Segment Start: DATA SECTION
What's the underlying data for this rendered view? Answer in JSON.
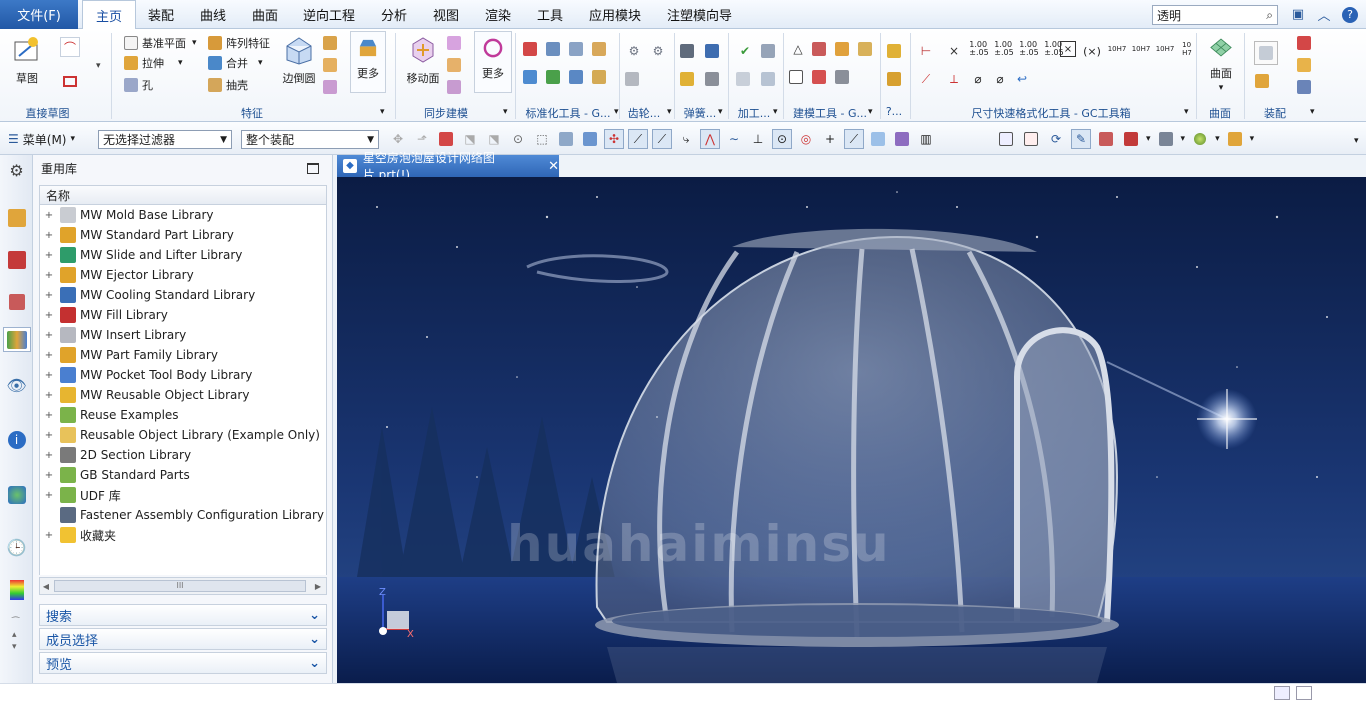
{
  "menu": {
    "file": "文件(F)",
    "tabs": [
      "主页",
      "装配",
      "曲线",
      "曲面",
      "逆向工程",
      "分析",
      "视图",
      "渲染",
      "工具",
      "应用模块",
      "注塑模向导"
    ],
    "search_value": "透明"
  },
  "ribbon": {
    "sketch_label": "草图",
    "direct_sketch_group": "直接草图",
    "datum_plane": "基准平面",
    "pattern_feature": "阵列特征",
    "extrude": "拉伸",
    "unite": "合并",
    "hole": "孔",
    "shell": "抽壳",
    "edge_blend": "边倒圆",
    "more1": "更多",
    "feature_group": "特征",
    "move_face": "移动面",
    "more2": "更多",
    "sync_group": "同步建模",
    "std_tools_group": "标准化工具 - G...",
    "gear_group": "齿轮...",
    "spring_group": "弹簧...",
    "machining_group": "加工...",
    "modeling_tools_group": "建模工具 - G...",
    "q_group": "?...",
    "dim_group": "尺寸快速格式化工具 - GC工具箱",
    "surface": "曲面",
    "surface_group": "曲面",
    "assembly_group": "装配",
    "dim_labels": [
      "1.00\n±.05",
      "1.00\n±.05",
      "1.00\n±.05",
      "1.00\n±.05",
      "10H7",
      "10H7",
      "10H7",
      "10\nH7"
    ]
  },
  "toolbar2": {
    "menu": "菜单(M)",
    "filter": "无选择过滤器",
    "scope": "整个装配"
  },
  "panel": {
    "title": "重用库",
    "column": "名称",
    "items": [
      {
        "label": "MW Mold Base Library",
        "color": "#c9ccd2"
      },
      {
        "label": "MW Standard Part Library",
        "color": "#e0a32a"
      },
      {
        "label": "MW Slide and Lifter Library",
        "color": "#2e9c6a"
      },
      {
        "label": "MW Ejector Library",
        "color": "#e0a32a"
      },
      {
        "label": "MW Cooling Standard Library",
        "color": "#3a6fb7"
      },
      {
        "label": "MW Fill Library",
        "color": "#c43030"
      },
      {
        "label": "MW Insert Library",
        "color": "#b6b8c0"
      },
      {
        "label": "MW Part Family Library",
        "color": "#e0a32a"
      },
      {
        "label": "MW Pocket Tool Body Library",
        "color": "#4a7fd0"
      },
      {
        "label": "MW Reusable Object Library",
        "color": "#e7b530"
      },
      {
        "label": "Reuse Examples",
        "color": "#7bb34a"
      },
      {
        "label": "Reusable Object Library (Example Only)",
        "color": "#e8c25a"
      },
      {
        "label": "2D Section Library",
        "color": "#7a7a7a"
      },
      {
        "label": "GB Standard Parts",
        "color": "#7bb34a"
      },
      {
        "label": "UDF 库",
        "color": "#7bb34a"
      },
      {
        "label": "Fastener Assembly Configuration Library",
        "color": "#5a6a82"
      },
      {
        "label": "收藏夹",
        "color": "#f1c232"
      }
    ],
    "sections": [
      "搜索",
      "成员选择",
      "预览"
    ]
  },
  "viewport": {
    "tab_title": "星空房泡泡屋设计网络图片.prt(!)",
    "watermark": "huahaiminsu"
  }
}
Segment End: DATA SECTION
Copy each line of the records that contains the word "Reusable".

§ ANSWER BOX:
        "label": "MW Reusable Object Library",
        "label": "Reusable Object Library (Example Only)",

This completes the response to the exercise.